Hitler committed suicide in 1945, but I'm curious as to what would have happened to him if he hadn't. Did the Allies have any formal plans as to what they would do with Hitler if they caught him alive? Moreover, did the Allies agree on this plan, or would his ultimate fate have depended on which country caught him?
Some 22 surviving high-ranking Nazis were tried at Nuremburg after the end of the war, per agreement between the Allied powers.
The highest ranking of them, Hermann Goering was convicted of crimes against humanity and sentenced to death (although he committed suicide before his execution). The same would certainly have been true of Hitler had he lived to stand trial.
Actually, according to recently declassified records, it seems that Churchill was very much in favour of summarily executing Hitler should he be captured.
Whether this would have really become policy or remained just a bit of Churchillian bluster is impossible to tell.

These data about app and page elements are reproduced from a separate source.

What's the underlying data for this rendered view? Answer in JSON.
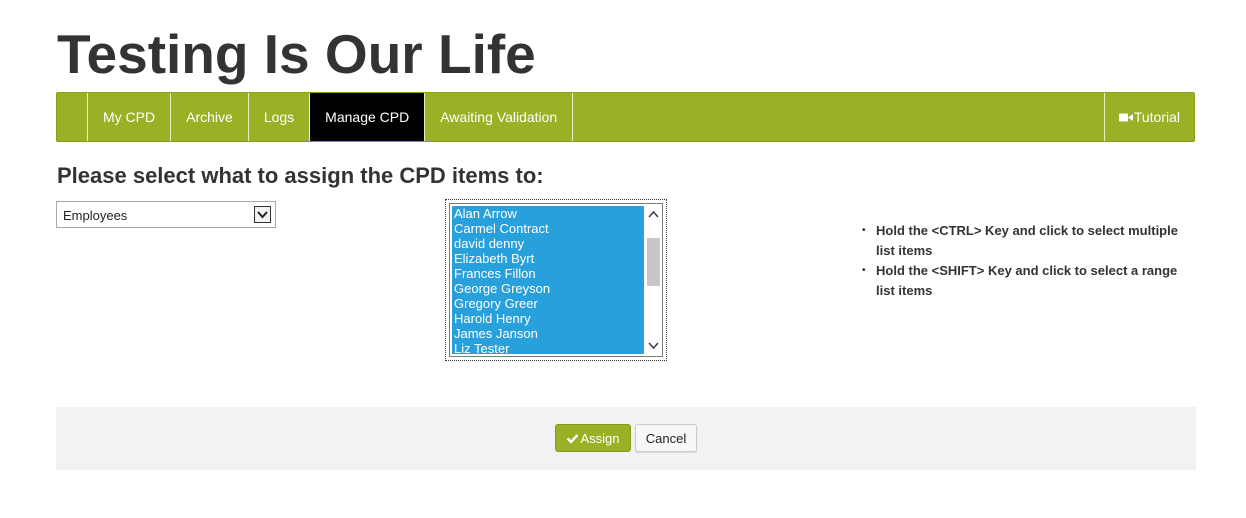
{
  "site": {
    "title": "Testing Is Our Life"
  },
  "nav": {
    "items": [
      {
        "label": "My CPD",
        "active": false
      },
      {
        "label": "Archive",
        "active": false
      },
      {
        "label": "Logs",
        "active": false
      },
      {
        "label": "Manage CPD",
        "active": true
      },
      {
        "label": "Awaiting Validation",
        "active": false
      }
    ],
    "tutorial_label": "Tutorial",
    "tutorial_icon": "video-camera-icon"
  },
  "main": {
    "heading": "Please select what to assign the CPD items to:",
    "assign_type_select": {
      "selected": "Employees",
      "icon": "chevron-down-icon"
    },
    "employee_list": {
      "items": [
        "Alan Arrow",
        "Carmel Contract",
        "david denny",
        "Elizabeth Byrt",
        "Frances Fillon",
        "George Greyson",
        "Gregory Greer",
        "Harold Henry",
        "James Janson",
        "Liz Tester"
      ],
      "selection_color": "#28a0dc"
    },
    "hints": [
      "Hold the <CTRL> Key and click to select multiple list items",
      "Hold the <SHIFT> Key and click to select a range list items"
    ]
  },
  "actions": {
    "assign_label": "Assign",
    "assign_icon": "check-icon",
    "cancel_label": "Cancel"
  },
  "colors": {
    "brand_green": "#9ab125",
    "active_tab": "#000000",
    "action_bar_bg": "#f2f2f2"
  }
}
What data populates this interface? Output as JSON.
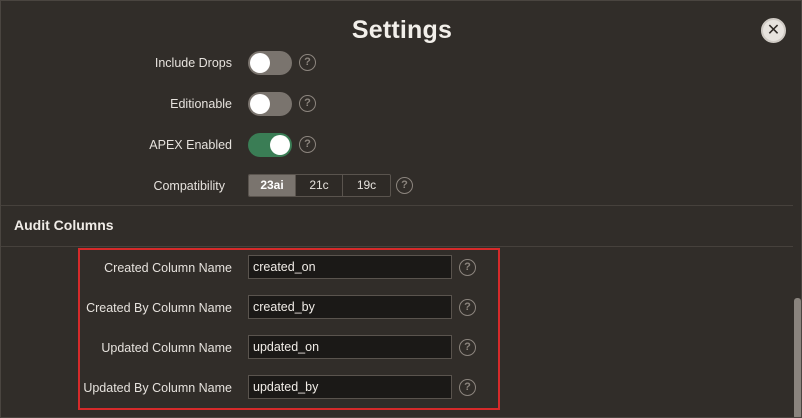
{
  "dialog": {
    "title": "Settings",
    "close_icon": "close-icon",
    "close_glyph": "✕"
  },
  "settings": {
    "include_drops": {
      "label": "Include Drops",
      "on": false
    },
    "editionable": {
      "label": "Editionable",
      "on": false
    },
    "apex_enabled": {
      "label": "APEX Enabled",
      "on": true
    },
    "compatibility": {
      "label": "Compatibility",
      "options": [
        "23ai",
        "21c",
        "19c"
      ],
      "selected": "23ai"
    }
  },
  "help_glyph": "?",
  "audit": {
    "section_title": "Audit Columns",
    "created_column": {
      "label": "Created Column Name",
      "value": "created_on"
    },
    "created_by_column": {
      "label": "Created By Column Name",
      "value": "created_by"
    },
    "updated_column": {
      "label": "Updated Column Name",
      "value": "updated_on"
    },
    "updated_by_column": {
      "label": "Updated By Column Name",
      "value": "updated_by"
    }
  },
  "colors": {
    "background": "#312d29",
    "toggle_on": "#3a7d55",
    "toggle_off": "#7a746e",
    "highlight": "#d62a2a"
  }
}
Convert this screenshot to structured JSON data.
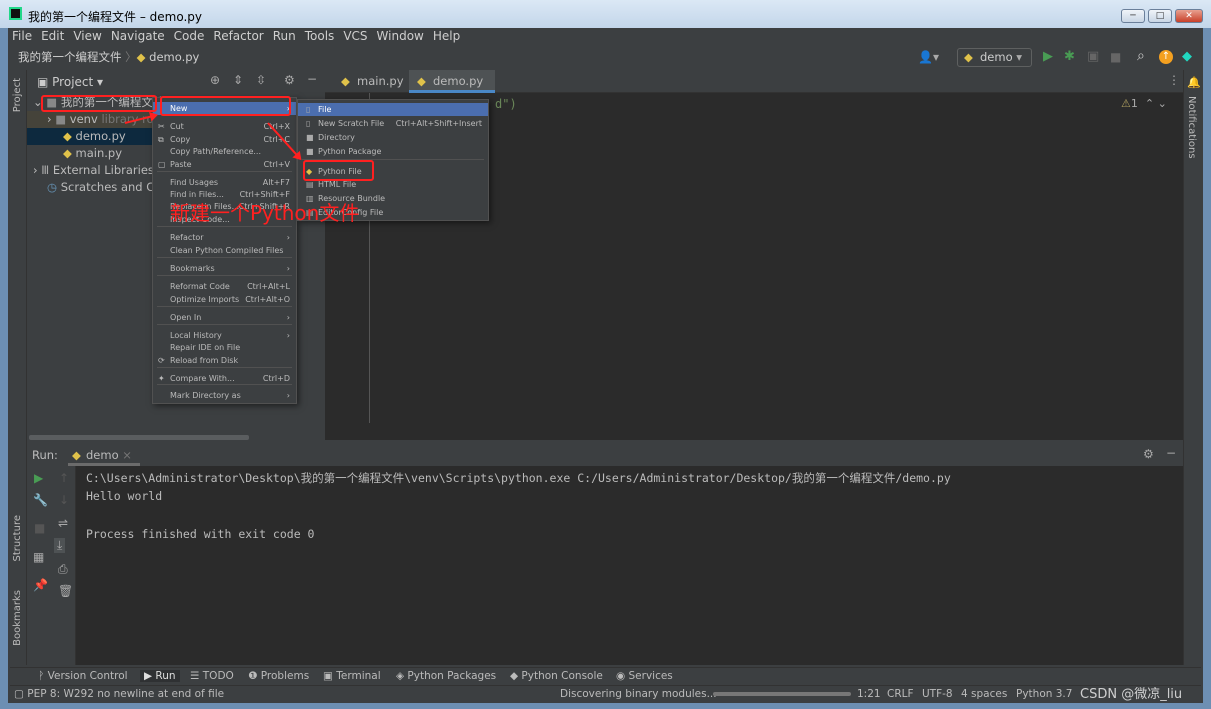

This reminds of an American army "training" film I was shown in high school (!), which was an anti-axis propaganda piece. At the end of the film they showed three portraits, that of Hitler, Mussolini and Hirohito, while the narrator intoned, "If you see any of these men, doooooooon't hesitate!"
I think you can safely assume that if Hitler had been captured by the allies he would have been tried at Nuremburg and hung. A similar fate would have occurred if the Red Army had captured him.
The actual plan for Nuremberg was made by Army lawyer Murray C. Bernays at the direction of Henry Stimson, Secretary of Defense. After the Quebec Tri-Powers Conference in 1944, Roosevelt ordered Stimson to make a plan for the treatment of captured Nazi leaders and organizations. Stimson gave the job to Bernays who wrote a 6-page memo.
Murray C. Bernays, architect of the Nuremberg trials
The memorandum was originally classified SECRET but has since been de-classified and is archived at the Truman libary. Page images of the memorandum are available online.